## [Task goal]
Search the material for the word "Timing" and copy every line in which it occurs.

─── Information shown ───

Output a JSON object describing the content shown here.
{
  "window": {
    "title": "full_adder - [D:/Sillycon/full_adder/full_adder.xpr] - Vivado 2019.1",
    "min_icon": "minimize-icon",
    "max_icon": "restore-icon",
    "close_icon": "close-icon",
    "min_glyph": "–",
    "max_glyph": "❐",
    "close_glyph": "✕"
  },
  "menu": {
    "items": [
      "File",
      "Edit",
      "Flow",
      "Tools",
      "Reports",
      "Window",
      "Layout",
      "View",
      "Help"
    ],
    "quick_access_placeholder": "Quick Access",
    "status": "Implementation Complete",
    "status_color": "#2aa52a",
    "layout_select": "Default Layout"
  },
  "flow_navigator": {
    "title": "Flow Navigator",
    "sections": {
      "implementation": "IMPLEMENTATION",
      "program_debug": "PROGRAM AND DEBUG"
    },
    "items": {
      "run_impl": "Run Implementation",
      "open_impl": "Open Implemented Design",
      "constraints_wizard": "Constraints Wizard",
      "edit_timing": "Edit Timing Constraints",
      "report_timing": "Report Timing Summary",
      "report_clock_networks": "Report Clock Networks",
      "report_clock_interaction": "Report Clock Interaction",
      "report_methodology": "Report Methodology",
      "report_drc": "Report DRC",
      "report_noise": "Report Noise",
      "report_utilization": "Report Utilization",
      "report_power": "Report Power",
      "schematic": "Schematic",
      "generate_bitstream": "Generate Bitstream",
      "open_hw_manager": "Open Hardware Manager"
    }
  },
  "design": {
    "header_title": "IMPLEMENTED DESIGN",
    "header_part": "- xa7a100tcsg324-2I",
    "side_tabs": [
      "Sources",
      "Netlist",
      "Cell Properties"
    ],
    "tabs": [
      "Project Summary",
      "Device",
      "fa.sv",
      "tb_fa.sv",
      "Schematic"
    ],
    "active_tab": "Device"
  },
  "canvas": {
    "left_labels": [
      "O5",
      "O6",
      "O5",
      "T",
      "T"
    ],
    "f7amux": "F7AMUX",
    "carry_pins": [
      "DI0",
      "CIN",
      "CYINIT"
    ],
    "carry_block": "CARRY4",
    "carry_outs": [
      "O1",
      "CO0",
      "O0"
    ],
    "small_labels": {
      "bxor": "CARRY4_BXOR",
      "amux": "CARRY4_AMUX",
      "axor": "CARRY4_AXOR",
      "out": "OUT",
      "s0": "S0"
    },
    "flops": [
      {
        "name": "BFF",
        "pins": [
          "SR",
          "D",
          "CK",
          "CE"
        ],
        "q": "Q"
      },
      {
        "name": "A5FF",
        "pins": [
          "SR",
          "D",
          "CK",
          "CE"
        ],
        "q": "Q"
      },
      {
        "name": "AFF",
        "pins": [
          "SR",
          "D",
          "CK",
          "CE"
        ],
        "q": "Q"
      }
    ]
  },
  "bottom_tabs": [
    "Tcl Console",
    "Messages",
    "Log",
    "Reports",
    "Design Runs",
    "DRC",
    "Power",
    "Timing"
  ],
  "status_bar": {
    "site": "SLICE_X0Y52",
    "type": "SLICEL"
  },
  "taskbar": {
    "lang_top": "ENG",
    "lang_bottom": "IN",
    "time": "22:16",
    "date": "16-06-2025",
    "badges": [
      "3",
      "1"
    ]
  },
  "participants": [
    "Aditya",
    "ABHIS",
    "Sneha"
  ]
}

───

## [Exercise answer]
      "edit_timing": "Edit Timing Constraints",
      "report_timing": "Report Timing Summary",
    "Timing"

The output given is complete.